▶ **Supplied records**:
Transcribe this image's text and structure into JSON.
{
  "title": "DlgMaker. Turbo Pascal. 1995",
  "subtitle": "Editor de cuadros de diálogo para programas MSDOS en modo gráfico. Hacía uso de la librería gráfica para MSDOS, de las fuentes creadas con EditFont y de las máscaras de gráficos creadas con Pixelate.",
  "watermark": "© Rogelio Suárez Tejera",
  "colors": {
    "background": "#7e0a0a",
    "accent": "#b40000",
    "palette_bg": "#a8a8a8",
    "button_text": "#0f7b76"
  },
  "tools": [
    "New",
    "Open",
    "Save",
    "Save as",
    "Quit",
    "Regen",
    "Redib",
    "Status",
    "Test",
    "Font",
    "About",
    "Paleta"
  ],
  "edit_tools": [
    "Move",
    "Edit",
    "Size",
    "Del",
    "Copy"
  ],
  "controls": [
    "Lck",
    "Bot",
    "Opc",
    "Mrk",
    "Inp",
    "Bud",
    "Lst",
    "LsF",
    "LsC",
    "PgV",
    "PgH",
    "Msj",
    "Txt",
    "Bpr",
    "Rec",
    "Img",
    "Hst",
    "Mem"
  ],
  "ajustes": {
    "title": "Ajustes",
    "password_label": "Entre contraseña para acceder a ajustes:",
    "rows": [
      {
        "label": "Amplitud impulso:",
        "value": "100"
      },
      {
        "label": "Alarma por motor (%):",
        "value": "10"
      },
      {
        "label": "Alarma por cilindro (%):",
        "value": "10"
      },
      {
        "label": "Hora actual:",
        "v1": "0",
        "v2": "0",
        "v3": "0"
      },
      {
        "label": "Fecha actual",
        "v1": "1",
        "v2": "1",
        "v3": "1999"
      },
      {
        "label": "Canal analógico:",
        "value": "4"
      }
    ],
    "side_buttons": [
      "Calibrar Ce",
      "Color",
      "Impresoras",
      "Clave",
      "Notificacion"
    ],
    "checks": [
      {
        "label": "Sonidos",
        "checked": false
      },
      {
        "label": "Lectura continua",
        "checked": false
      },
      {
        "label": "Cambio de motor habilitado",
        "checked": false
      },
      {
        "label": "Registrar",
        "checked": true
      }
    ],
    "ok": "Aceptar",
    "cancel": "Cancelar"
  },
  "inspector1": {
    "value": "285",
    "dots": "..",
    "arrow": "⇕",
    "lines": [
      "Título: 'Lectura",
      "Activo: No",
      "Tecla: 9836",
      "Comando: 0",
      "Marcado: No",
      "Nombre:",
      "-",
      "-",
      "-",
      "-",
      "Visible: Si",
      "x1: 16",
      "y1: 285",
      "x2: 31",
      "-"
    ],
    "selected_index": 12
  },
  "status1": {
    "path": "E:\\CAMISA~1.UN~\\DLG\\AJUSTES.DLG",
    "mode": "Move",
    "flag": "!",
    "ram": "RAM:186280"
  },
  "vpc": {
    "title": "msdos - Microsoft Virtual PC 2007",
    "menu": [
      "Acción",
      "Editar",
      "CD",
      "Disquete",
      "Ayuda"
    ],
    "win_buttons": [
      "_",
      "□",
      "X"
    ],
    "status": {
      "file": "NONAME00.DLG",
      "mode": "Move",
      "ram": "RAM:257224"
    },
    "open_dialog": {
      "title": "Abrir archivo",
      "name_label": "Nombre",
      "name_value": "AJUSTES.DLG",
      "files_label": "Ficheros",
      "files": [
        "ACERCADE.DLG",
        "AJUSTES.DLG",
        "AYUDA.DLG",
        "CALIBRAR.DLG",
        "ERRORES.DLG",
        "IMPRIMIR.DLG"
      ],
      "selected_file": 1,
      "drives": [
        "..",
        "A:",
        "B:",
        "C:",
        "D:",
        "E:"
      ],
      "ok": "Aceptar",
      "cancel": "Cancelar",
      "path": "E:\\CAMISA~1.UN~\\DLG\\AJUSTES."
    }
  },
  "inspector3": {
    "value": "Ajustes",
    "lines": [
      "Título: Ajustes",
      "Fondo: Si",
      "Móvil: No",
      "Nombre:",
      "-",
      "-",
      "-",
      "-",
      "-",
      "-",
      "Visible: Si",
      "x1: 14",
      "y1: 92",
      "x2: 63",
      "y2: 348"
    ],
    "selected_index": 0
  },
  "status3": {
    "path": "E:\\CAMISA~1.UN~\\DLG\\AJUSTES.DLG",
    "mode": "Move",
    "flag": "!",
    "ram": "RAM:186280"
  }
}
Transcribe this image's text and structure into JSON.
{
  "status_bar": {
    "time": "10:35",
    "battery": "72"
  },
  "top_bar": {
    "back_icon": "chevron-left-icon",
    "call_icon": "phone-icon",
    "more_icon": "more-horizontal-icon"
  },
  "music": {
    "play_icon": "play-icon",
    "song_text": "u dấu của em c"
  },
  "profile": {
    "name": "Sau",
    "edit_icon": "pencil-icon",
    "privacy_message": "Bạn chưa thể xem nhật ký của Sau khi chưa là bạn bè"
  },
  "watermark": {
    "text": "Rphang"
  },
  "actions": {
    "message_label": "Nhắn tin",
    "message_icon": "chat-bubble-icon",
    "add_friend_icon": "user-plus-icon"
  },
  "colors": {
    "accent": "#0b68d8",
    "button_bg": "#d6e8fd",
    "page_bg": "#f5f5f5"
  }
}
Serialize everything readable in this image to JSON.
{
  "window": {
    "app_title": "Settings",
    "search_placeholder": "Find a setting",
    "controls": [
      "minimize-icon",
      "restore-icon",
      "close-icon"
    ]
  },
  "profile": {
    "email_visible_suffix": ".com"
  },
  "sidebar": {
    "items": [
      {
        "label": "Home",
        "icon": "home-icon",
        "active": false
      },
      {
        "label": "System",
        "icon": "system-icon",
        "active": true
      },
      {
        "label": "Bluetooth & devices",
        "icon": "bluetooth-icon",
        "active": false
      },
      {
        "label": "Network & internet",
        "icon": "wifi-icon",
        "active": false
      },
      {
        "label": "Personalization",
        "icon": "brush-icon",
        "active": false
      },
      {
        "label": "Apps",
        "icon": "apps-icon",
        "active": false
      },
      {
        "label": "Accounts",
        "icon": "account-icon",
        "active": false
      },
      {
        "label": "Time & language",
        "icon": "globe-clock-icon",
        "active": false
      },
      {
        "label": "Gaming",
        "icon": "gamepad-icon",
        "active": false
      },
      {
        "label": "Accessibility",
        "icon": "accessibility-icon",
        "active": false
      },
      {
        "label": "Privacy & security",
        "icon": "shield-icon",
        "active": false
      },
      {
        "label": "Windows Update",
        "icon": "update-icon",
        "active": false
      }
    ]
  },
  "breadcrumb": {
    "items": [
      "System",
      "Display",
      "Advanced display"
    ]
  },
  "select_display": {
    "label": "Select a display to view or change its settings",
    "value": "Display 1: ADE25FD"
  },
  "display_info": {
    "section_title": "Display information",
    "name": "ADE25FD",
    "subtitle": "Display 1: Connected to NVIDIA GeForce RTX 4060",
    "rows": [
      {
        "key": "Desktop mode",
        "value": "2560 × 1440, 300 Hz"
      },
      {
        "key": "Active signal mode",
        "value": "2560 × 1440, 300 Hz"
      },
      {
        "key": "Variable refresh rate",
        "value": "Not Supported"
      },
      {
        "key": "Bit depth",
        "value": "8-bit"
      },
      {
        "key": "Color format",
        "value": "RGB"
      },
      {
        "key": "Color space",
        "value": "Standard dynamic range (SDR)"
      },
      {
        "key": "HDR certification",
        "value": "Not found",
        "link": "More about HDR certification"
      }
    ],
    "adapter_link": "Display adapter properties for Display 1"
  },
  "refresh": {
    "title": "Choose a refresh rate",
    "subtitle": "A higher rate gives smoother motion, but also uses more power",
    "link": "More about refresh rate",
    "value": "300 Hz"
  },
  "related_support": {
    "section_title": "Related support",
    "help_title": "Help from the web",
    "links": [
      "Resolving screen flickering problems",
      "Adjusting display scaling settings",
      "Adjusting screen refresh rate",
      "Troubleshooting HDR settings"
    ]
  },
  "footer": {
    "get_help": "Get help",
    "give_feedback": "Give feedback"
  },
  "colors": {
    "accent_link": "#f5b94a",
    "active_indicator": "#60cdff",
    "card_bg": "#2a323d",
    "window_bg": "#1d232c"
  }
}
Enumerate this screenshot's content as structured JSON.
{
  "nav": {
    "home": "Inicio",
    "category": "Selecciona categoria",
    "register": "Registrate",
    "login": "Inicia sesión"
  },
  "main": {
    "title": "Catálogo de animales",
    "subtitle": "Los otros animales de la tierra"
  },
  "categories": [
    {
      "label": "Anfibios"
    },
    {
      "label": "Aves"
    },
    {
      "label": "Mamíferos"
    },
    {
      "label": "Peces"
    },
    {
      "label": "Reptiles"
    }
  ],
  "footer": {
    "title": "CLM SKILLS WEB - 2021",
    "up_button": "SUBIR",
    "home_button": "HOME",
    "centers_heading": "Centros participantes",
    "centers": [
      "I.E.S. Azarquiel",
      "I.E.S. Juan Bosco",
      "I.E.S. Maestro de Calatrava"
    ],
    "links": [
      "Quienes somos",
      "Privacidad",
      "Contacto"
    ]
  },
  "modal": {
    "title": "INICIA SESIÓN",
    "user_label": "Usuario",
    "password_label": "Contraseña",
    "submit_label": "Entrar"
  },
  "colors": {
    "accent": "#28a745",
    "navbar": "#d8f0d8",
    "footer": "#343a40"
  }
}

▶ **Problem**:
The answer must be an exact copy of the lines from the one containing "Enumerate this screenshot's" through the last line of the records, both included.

▶ **Task answer**:
Enumerate this screenshot's content as structured JSON.
{
  "nav": {
    "home": "Inicio",
    "category": "Selecciona categoria",
    "register": "Registrate",
    "login": "Inicia sesión"
  },
  "main": {
    "title": "Catálogo de animales",
    "subtitle": "Los otros animales de la tierra"
  },
  "categories": [
    {
      "label": "Anfibios"
    },
    {
      "label": "Aves"
    },
    {
      "label": "Mamíferos"
    },
    {
      "label": "Peces"
    },
    {
      "label": "Reptiles"
    }
  ],
  "footer": {
    "title": "CLM SKILLS WEB - 2021",
    "up_button": "SUBIR",
    "home_button": "HOME",
    "centers_heading": "Centros participantes",
    "centers": [
      "I.E.S. Azarquiel",
      "I.E.S. Juan Bosco",
      "I.E.S. Maestro de Calatrava"
    ],
    "links": [
      "Quienes somos",
      "Privacidad",
      "Contacto"
    ]
  },
  "modal": {
    "title": "INICIA SESIÓN",
    "user_label": "Usuario",
    "password_label": "Contraseña",
    "submit_label": "Entrar"
  },
  "colors": {
    "accent": "#28a745",
    "navbar": "#d8f0d8",
    "footer": "#343a40"
  }
}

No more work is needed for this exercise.